“Instead of ‘survival of the fittest’ in a biological sense, the accumulation of wealth and power may have increased the reproductive success of a limited number of ‘socially fit’ males and their sons,” said Melissa Wilson Sayres, a leading author and assistant professor with ASU’s School of Life Sciences.

The study was published March 13 in an online issue of the journal Genome Research.

Read more

On April 24, 2003, shortly after the completion of the human genome project, its director Francis Collins and his team posed 15 grand challenges to the scientific community. They dared researchers to harness the genome to crack puzzles of biology, health, and society. In particular, they called for genome-based tools to close health disparities. Since then, the United States has pumped more than $1 billion a year into genomics research. What do we have to show for it?

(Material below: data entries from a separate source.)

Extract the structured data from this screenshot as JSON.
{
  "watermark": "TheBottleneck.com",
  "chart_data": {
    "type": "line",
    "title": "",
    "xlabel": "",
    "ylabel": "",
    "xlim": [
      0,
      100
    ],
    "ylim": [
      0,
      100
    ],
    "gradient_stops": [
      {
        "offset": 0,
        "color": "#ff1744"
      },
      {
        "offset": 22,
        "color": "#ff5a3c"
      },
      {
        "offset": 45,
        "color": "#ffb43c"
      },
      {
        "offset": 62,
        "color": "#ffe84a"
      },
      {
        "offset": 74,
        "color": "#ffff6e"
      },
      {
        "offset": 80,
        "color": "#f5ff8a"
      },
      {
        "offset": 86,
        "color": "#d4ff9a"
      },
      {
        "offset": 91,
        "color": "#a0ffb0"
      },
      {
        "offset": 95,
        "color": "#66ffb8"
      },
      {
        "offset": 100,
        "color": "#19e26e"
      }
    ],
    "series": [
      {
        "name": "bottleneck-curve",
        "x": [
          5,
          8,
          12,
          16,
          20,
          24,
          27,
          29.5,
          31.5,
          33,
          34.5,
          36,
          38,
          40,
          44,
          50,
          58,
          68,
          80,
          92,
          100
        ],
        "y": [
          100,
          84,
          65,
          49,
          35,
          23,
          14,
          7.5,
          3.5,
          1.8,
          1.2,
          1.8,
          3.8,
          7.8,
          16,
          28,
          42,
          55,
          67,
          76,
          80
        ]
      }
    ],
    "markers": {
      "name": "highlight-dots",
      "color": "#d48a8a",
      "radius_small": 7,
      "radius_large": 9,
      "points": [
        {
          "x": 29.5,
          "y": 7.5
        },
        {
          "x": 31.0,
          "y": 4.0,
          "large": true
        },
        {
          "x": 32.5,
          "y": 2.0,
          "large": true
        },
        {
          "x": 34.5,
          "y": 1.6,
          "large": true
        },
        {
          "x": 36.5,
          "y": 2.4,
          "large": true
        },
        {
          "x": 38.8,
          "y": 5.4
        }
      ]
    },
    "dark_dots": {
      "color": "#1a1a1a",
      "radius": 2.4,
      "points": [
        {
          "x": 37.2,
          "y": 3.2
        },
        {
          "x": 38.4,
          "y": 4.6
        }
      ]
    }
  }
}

“What we found in the literature published from 2007 to 2013 was basically nothing,” said Jay Kaufman, the lead author of the first study to examine available genetic data for evidence that explains a major racial-health disparity. For many years, researchers speculated that what they couldn’t explain about disparities must be the fingerprint of some mysterious genetic component. But since they are now able to scan the entire genome, this speculation appears both lazy and wrong. When it comes to why many black people die earlier than white people in the U.S., Kaufman and his colleagues show we’ve been looking for answers in the wrong places: We shouldn’t be looking in the twists of the double helix, but the grinding inequality of the environment.

Listening to classical music enhanced the activity of genes that are mainly related to reward and pleasure, cognitive functions and proper brain function. Some of the findings of this study may explain the molecular mechanisms underlying music therapy.
— 

Chakravarthi Kanduri, Computational Biology Researcher at the University of Helsinki

Music can change your genes — and that’s huge for just about everyone

Puberty (13), Election age (18), and Drinking age (21)

Puberty for Patau syndrome, caused by trisomy 13

Election for Edwards syndome, caused by trisomy 18

Drinking for Down syndrome, caused by trisomy 21

AND this list is in reverse order of frequency of trisomies resulting in live births (Down most common, then Edward, then Patau).

I always find this super difficult, but it turns out First Aid has a mnemonic for this.